Not at all! Guidance Residential welcomes home buyers from any community and faith to take advantage of this ethical and socially responsible approach to home ownership. This approach not only fulfils the obligation of all monotheistic faiths, but also benefits the economy with a socially responsible form of financial transaction based on real assets. Read about who can finance with Guidance.
7. Can a home be purchased with less than 20% down payment?
Yes. Customers can make a down payment as little as 5% for primary homes and 15% for investment properties. In fact, the notion that a halal mortgage is more expensive than a conventional mortgage is a myth. Use this Islamic home financing calculator to review estimated payment outcomes.
8. Have you renamed “interest” as “halal financing”?
No. Interest is charged on a loan, and profit is charged for a tangible good or service. At Guidance Residential the contract is not a loan contract, but an equity partnership contract related to a tangible asset – the home.
While we have structured our program externally to look similar to that of a mortgage for the sake of simplicity for our customers and regulators, the entire foundation is different from a loan. As a comparison, two bags of potato chips might look the same on the outside and cost the same, while one is made with lard and the other is cooked in vegetable oil. One is halal while the other is not.
Looking for more information? Read more about whether Islamic mortgages are really halal.
9. Why do Islamic financial institutions need credit scores?
Anyone looking to buy a home must meet specific requirements to demonstrate that they can uphold their end of the deal.
In the early days of Islam, investors would inquire about a potential partner’s history of doing business before entering in a contract in order to determine whether the partner was able to fulfill the trust (amanah) of the financial transaction. (In modern jargon, financial industry calls it “credit worthiness.”)
In current business practice, a credit score serves as a standardized method of determining that worthiness.
10. Is Islamic financing more expensive than conventional mortgages?
Not anymore.

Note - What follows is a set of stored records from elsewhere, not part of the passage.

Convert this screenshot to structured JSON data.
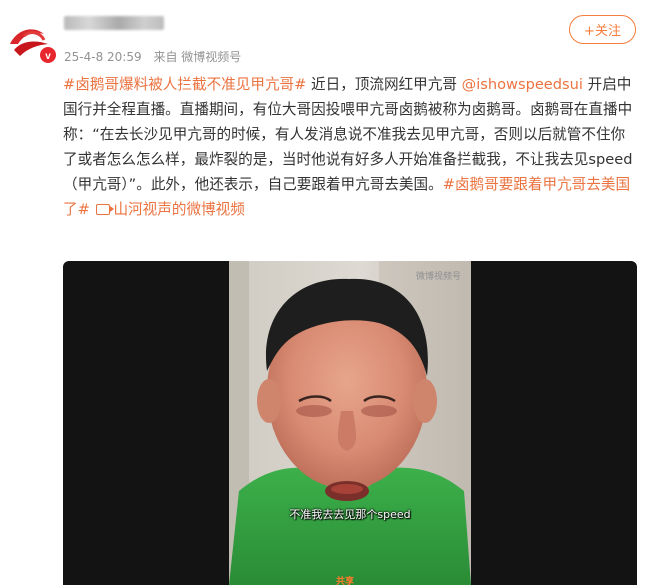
{
  "post": {
    "timestamp": "25-4-8 20:59",
    "source": "来自 微博视频号",
    "follow_label": "+关注",
    "text": {
      "topic1": "#卤鹅哥爆料被人拦截不准见甲亢哥#",
      "part1": " 近日，顶流网红甲亢哥",
      "mention": "@ishowspeedsui",
      "part2": " 开启中国行并全程直播。直播期间，有位大哥因投喂甲亢哥卤鹅被称为卤鹅哥。卤鹅哥在直播中称：“在去长沙见甲亢哥的时候，有人发消息说不准我去见甲亢哥，否则以后就管不住你了或者怎么怎么样，最炸裂的是，当时他说有好多人开始准备拦截我，不让我去见speed（甲亢哥）”。此外，他还表示，自己要跟着甲亢哥去美国。",
      "topic2": "#卤鹅哥要跟着甲亢哥去美国了#",
      "video_link": "山河视声的微博视频"
    }
  },
  "video": {
    "watermark": "微博视频号",
    "subtitle": "不准我去去见那个speed",
    "bottom_tag": "共享"
  },
  "colors": {
    "accent": "#eb7340",
    "text": "#333333",
    "meta": "#939393",
    "video_bg": "#131313"
  },
  "icons": [
    "weibo-avatar-logo",
    "video-link-icon"
  ]
}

Guidance Residential’s objective is not just to offer Shariah-compliant home financing, but also to provide it at a competitive price (not to mention a top-notch customer experience). Guidance’s website provides our current rates for comparison. Not to mention the other benefits that save you money compared to a traditional mortgage.
Learn more about Islamic home financing:
Originally posted on June 10, 2016, updated on September 19, 2023.